West Coast technology buyouts look poised to boom. And the law firm Goodwin Procter wants to be on the ground to advise the biggest players.
Already well-represented in Boston, New York and Washington, D.C., Goodwin Procter is expected over the next several months to begin hiring attorneys on the West Coast with expertise in buyout and venture capital deals. The firm may also add attorneys with fund formation expertise.
Most of the new attorneys would work out of a San Francisco office opened this spring, and a Palo Alto, Calif., office that the firm plans to open within the next 18 months.
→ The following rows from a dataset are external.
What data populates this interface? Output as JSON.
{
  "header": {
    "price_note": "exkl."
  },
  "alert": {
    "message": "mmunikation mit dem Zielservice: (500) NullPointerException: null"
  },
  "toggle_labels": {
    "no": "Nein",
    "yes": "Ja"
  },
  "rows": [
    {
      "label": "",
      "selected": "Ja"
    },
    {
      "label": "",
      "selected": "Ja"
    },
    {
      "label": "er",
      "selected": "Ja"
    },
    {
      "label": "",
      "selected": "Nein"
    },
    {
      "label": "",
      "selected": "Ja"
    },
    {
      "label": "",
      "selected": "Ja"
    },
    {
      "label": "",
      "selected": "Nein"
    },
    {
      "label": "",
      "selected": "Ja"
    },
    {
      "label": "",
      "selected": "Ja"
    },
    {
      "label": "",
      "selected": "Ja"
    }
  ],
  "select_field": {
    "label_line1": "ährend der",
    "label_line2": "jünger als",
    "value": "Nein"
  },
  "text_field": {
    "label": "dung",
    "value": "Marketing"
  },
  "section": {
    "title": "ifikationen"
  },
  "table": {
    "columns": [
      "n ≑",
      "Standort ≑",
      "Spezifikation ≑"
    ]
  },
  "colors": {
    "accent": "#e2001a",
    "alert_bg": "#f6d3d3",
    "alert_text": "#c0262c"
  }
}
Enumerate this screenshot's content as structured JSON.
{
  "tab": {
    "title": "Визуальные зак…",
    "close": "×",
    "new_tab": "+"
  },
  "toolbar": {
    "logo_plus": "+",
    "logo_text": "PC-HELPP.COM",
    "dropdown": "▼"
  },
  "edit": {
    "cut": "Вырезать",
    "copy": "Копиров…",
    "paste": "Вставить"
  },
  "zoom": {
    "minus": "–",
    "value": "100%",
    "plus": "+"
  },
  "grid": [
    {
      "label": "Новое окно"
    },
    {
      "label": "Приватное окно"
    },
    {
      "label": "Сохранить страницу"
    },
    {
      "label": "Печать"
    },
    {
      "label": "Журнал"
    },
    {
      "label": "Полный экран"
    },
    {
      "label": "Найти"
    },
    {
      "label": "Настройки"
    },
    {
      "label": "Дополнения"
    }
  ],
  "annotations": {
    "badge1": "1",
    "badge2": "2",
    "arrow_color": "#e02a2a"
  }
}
Some may work out of a Los Angeles office that also opened in the spring.
“We intend to be there in a very significant way, befitting one of the top buyout and venture capital practices in the country,” says John LeClaire, partner and chair of the firm’s Private Equity Group. Ultimately, the firm plans to have a diversified practice based on the West Coast, starting early this year with real estate capital markets, expanding to private equity, and ultimately embracing intellectual property and litigation.
LeClaire wouldn’t say whether the would try to hire attorneys one at a time or to acquire a full practice in an acquisition or a mass hiring. The latter was its approach in June when it hired three buyout-focused partners and five associates from the Washington, D.C., office of Hogan & Hartson. That followed its early 2005 absorption of a far larger venture capital and technology practice from Boston-based Testa Hurwitz & Thibeault following that organization’s flameout.
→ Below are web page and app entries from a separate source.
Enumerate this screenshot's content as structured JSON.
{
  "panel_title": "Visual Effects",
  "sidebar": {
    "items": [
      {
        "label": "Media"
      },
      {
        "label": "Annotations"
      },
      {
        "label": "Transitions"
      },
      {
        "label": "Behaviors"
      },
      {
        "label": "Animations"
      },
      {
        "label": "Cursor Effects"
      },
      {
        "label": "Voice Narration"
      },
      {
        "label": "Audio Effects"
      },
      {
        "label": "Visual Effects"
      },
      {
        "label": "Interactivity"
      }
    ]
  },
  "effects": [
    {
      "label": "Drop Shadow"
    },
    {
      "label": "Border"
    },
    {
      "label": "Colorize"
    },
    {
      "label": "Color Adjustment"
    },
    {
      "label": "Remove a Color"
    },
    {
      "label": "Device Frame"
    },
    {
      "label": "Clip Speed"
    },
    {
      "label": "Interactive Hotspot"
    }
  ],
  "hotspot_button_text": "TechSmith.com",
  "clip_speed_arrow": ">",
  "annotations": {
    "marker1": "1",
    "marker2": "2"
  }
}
West Coast candidates will be pitched the chance to work in a democratic atmosphere—one devoid of “big outsized personalities,” says LeClaire. Those concerned with the boom-and-bust nature of private equity will be told of a diversified, 700-attorney firm where venture capital, tech company and buyout clients accounted for less than half of the revenue the firm produced in the fiscal year ending Sept. 30.
“We’re going to go out in the market and see if the proposition appeals to some really good-character, collaborative kind of people who have significant practices,” says LeClaire.
Presently, the firm fields a team of about 30 partners and 30 associates dedicated to buyout deals in its Private Equity Group (with many other attorneys contributing time); 20 partners and 30 associates in the Technology Companies Group dedicated to venture deals and tech company work; and eight partners and eight associates dedicated to fund formation work across private equity and other alternative asset classes. Goodwin Procter’s buyout, venture capital and technology practice revenue grew about 50% in its latest fiscal year, compared with about 22% for the firm as a whole, LeClaire says.
Partly behind Goodwin Procter’s move west is a desire to keep up with clients that have offices on both coasts, including Behrman Capital, Highland Capital Partners, Spectrum Equity Investors and TA Associates. Goodwin Procter also is motivated by what looks like a coming deluge of tech buyouts.
Silver Lake Partners, of Menlo Park, Calif., is expected to lead a procession of technology specialists back to market to raise at least $15 billion for fresh deals next year. That’s on top of billions already raised. Several West Coast law firms are well-schooled in venture capital and technology deals. But, LeClaire says, on the later-stage, more complex transactions, “California doesn’t have a surplus of lawyers who are great at it, and our clients have told us that.”
Beyond those reasons, Goodwin Procter has a lot of momentum that makes the timing right, according to LeClaire. Along with recent additions from Hogan & Hartson and Testa Hurwitz, the firm in early 2005 saw the return of John J. Egan III, a partner in the private equity and technology companies group. It was Egan and LeClaire who drew up the plan for Goodwin Procter’s buyout and venture capital practice in 1990 and nurtured it together until Egan left the firm in 1999.
“It was a complete harmonic convergence,” says LeClaire of the confluence of hiring. “The basic character of this place hasn’t changed at all. But our national profile has been elevated, and our pace of growth has accelerated pretty substantially.”